Exercise aim
Among the entries that follow, some lines contain the word "this". Show all of them.

═══ Exercise data ═══

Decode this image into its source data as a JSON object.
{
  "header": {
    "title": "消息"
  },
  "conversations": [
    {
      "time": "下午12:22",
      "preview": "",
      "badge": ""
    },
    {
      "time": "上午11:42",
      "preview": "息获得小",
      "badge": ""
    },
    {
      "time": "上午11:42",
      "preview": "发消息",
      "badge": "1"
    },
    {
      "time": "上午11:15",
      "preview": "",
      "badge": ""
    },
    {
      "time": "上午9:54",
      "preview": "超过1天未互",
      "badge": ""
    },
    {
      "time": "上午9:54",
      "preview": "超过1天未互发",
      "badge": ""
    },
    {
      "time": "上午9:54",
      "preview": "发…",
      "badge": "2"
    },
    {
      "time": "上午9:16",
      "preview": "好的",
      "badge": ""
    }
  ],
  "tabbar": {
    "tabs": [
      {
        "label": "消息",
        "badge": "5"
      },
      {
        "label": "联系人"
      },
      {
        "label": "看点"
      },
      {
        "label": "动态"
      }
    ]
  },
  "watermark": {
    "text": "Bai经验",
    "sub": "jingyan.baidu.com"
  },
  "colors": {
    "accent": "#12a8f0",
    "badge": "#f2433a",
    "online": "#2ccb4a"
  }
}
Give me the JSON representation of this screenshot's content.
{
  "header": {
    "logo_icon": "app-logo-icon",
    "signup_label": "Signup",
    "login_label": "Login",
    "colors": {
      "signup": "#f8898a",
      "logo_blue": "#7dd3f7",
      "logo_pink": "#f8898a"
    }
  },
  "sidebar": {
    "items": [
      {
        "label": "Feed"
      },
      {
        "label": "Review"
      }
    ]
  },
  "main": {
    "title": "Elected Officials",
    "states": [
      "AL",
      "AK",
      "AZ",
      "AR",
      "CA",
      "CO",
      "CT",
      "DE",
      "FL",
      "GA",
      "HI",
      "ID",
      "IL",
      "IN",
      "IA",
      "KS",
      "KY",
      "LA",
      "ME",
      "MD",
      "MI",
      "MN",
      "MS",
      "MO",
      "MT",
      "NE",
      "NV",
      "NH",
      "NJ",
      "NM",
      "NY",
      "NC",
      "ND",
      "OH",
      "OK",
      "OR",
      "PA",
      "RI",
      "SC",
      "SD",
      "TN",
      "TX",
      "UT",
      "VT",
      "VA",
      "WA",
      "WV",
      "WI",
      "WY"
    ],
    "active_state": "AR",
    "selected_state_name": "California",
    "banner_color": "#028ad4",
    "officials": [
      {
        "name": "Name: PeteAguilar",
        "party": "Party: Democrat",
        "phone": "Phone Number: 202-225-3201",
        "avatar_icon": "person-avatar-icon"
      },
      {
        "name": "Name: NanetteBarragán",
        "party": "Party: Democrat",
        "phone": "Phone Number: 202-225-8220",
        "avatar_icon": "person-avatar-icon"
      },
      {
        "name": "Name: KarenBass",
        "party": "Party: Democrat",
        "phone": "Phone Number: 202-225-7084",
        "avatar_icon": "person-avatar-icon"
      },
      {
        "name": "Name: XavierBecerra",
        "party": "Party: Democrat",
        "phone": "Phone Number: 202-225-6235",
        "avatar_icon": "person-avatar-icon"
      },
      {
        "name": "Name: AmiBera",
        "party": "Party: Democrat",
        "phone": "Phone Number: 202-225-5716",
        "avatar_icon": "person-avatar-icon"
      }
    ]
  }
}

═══

Problem solution
Decode this image into its source data as a JSON object.
Give me the JSON representation of this screenshot's content.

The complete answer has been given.